Having said that, we see that New Zealand already opened up its labour market, which is good and we are very happy. When I was the First Secretary to Sato Kilman when he was the Minister of Foreign affairs and also Deputy Prime Minister then, we have opened up the RSE market in New Zealand. We went to New Zealand, actually met with the government, and the NZ government arranged for us to meet with local farmers. And the farmers were surprised to see big government officials coming to speak to them. That actually gave them confidence to open up. I would like to see that with Australia more. And better policing, again.



– What are the Opposition’s views on the infamous tax reform in Vanuatu?

We oppose, but not because we don’t like taxes. We oppose because the government has not prepared people to actually start taxing their money. If you tax me, what will you give me back for these taxes? That is our argument. How the government is planning to give these taxed money back to people? Will the government give me lower interest rate in the bank on a mortgage? Lower school fees? Now the government says primary education is free.
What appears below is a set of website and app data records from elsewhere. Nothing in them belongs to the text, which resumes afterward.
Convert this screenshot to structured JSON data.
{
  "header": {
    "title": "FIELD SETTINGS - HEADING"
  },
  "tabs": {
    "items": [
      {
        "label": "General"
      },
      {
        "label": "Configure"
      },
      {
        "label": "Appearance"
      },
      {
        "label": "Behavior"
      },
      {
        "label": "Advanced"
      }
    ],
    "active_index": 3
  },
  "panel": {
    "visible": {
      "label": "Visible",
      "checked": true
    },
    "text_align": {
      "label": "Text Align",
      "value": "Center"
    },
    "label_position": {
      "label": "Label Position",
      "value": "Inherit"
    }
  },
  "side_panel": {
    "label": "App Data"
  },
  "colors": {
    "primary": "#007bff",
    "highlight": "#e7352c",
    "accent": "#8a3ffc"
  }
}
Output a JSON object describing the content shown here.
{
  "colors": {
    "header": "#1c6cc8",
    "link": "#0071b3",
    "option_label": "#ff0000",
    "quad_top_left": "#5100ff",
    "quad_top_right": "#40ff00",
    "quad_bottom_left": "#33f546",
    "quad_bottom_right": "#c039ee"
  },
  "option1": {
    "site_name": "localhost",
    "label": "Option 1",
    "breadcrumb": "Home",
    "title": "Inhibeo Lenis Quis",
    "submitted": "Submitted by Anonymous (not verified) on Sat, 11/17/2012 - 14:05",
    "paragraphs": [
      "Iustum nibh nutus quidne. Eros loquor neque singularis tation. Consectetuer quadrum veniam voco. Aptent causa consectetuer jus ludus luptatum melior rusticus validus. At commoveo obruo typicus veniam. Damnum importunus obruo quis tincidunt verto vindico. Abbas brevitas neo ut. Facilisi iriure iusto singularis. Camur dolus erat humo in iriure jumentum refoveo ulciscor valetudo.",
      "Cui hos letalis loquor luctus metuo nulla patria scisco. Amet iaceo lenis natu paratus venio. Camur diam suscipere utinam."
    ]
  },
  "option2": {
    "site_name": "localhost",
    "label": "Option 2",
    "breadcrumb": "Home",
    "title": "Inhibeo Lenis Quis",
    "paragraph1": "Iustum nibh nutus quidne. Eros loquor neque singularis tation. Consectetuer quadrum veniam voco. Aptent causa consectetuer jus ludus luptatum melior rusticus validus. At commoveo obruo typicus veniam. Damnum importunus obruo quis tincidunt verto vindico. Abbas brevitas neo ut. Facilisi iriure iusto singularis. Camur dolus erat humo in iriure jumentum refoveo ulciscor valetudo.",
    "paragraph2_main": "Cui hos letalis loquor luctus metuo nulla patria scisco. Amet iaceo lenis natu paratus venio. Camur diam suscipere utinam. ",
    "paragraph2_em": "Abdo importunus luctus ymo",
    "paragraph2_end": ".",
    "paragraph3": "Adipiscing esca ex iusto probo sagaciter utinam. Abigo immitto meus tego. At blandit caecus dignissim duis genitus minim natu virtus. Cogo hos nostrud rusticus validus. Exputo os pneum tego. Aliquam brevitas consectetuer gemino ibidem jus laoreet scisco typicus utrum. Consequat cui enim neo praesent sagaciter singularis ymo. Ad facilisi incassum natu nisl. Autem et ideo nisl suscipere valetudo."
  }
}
I have three kids now, and I’m still paying for the school almost 250,000 vatu every year. Just on school fees.

It has to be a fair tax. If you tax me, then tax me on a percentage of the income, rather than a flat rate.



– So you think the reform will not go through?

It needs more planning. More policies are supposed to be in place. It was supposed to take place on January 1st next year. And they pushed it to the 1st July 2018. They are pushing it, trying to avoid the topic, so that when the future government comes in, it would be their problem. They are creating the problem now, and forcing any new regime that comes in 2018 to actually deal with it.